--- In this case, there was another family redeemer who had the first dibs.
--- Boaz doesn’t pretend not to notice this. He’s honest and gives this man his lawful opportunity.
--- But thankfully that guy forfeited his rights, giving Boaz a clear lane to marry Ruth.
--- The other guy is like the Old Testament law. He was in his rights but stayed away. Boaz is more like our New Testament grace, with us seeking salvation and Jesus claiming us as our redeemer.
--- As our Redeemer, He rescues us from the plight of our circumstances, assuring us of hope in a future with Him.
*** Look around once in a while.
--- On the one hand, this is a great love story in the Bible.
--- At the same time, it’s a fantastic metaphor for God’s providence.
--- We see the divine purpose behind Ruth’s decision to follow Naomi and Naomi’s God.
--- I was listening to a podcast by Dr. J. Vernon McGee on Ruth this week. One of the points he makes is that God doesn't give us a road map. If he did you would walk along with your head down staring at it and miss everything around you.
--- John Piper said something similar, that “the life of the godly is not a straight line to glory, but they do get there.” God leads us through curvy roads, warning signs and heavy fog, but He assures us that His hand is guiding us.
*** Here comes the bride.
--- Royal weddings always seem to catch our attention. Ruth and Boaz were royalty; they just did not know it at the time.
--- Ruth conceived and gave birth to a son named Obed, who grew up to be the father of a man named Jesse, who had eight sons, the youngest of whom was anointed by God to be a king, David (Ruth 4:21-22).

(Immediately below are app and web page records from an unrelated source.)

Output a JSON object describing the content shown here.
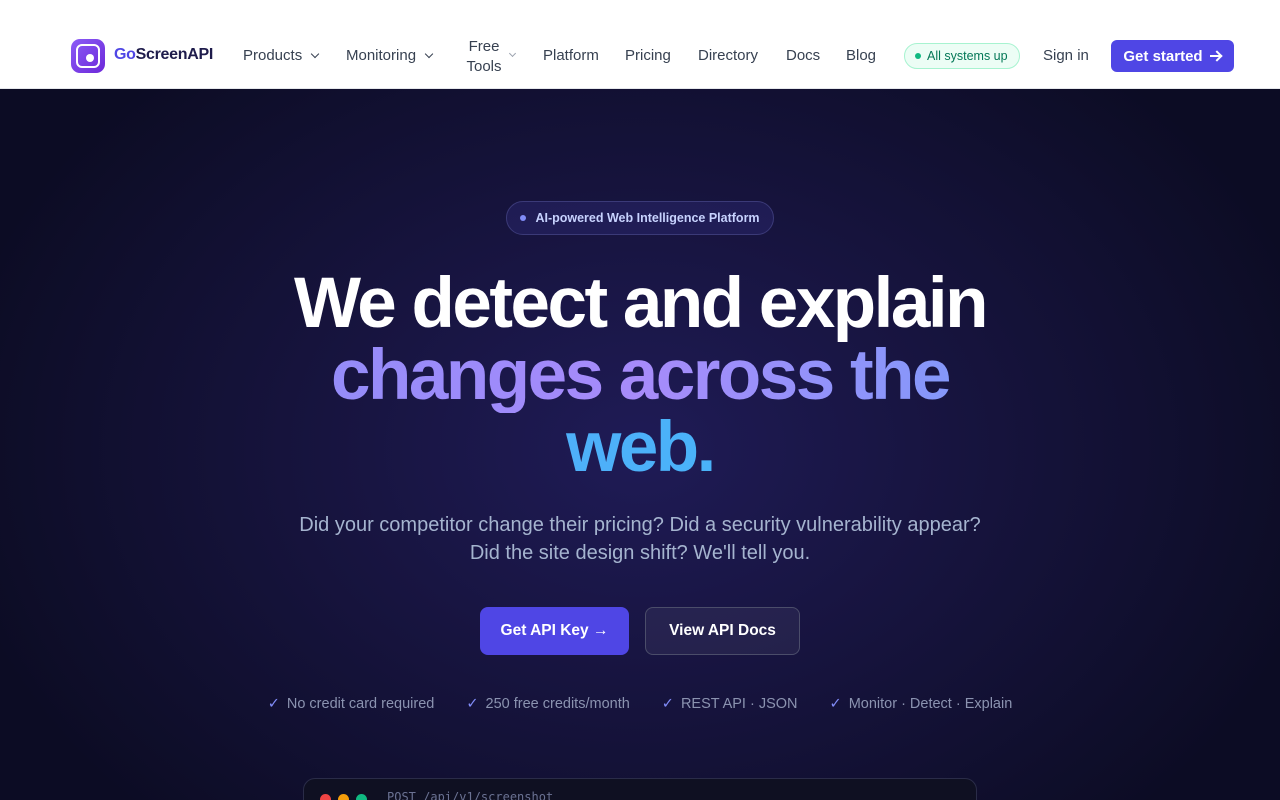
{
  "nav": {
    "brand_prefix": "Go",
    "brand_suffix": "ScreenAPI",
    "items": [
      {
        "label": "Products",
        "has_dropdown": true
      },
      {
        "label": "Monitoring",
        "has_dropdown": true
      },
      {
        "label": "Free Tools",
        "has_dropdown": true
      },
      {
        "label": "Platform"
      },
      {
        "label": "Pricing"
      },
      {
        "label": "Directory"
      },
      {
        "label": "Docs"
      },
      {
        "label": "Blog"
      }
    ],
    "status": "All systems up",
    "sign_in": "Sign in",
    "cta": "Get started"
  },
  "hero": {
    "badge": "AI-powered Web Intelligence Platform",
    "headline_line1": "We detect and explain",
    "headline_line2": "changes across the",
    "headline_line3": "web.",
    "subheadline": "Did your competitor change their pricing? Did a security vulnerability appear? Did the site design shift? We'll tell you.",
    "primary_button": "Get API Key →",
    "secondary_button": "View API Docs",
    "features": [
      "No credit card required",
      "250 free credits/month",
      "REST API · JSON",
      "Monitor · Detect · Explain"
    ],
    "check_glyph": "✓"
  },
  "terminal": {
    "command": "POST /api/v1/screenshot"
  },
  "colors": {
    "accent": "#4f46e5",
    "hero_bg": "#17143f",
    "status_green": "#10b981"
  }
}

--- If you look further down the family tree of Ruth and Boaz, you will also find a man named Joseph, the husband of Mary, of whom was born Jesus, who is called Christ (see Matt. 1:16).
--- Who would have expected a penniless foreign widow to marry an Israeli farmer and establish the family line of King David and Jesus?
*** Question - Do you have a keen awareness that God is bringing about His purposes in your life? Could you be surprised by whom He might use to do it?
REVIEW AND TAKE-AWAY POINTS
According to Harlequin Publishing House, which has published romance novels for half a century, more than 180 million romance novels are purchased each year, with Harlequin itself selling on average five and a half books per second.
The Book of Ruth includes the courtship and marriage of Ruth and Boaz.
Ruth cast herself at the feet of Boaz and asked him for a commitment.
When we cast ourselves at the feet of Christ, Jesus covers us with the blood of His covenant. He provides. He protects. He calls us His own and makes us His bride.
*** (1) Seek to demonstrate integrity in all of your relationships as a witness to your relationship with God.
*** (2) As hard as it seems, be sure to thank God for the obstacles and challenges in your life that are for your good and His glory.
*** (3) God can surprise us with those whom He chooses to bring about His purposes. He chose to bring about His redemptive purposes for us through Ruth, Boaz, and Obed, who became ancestors of Jesus, the ultimate Redeemer (Matt. 1:5).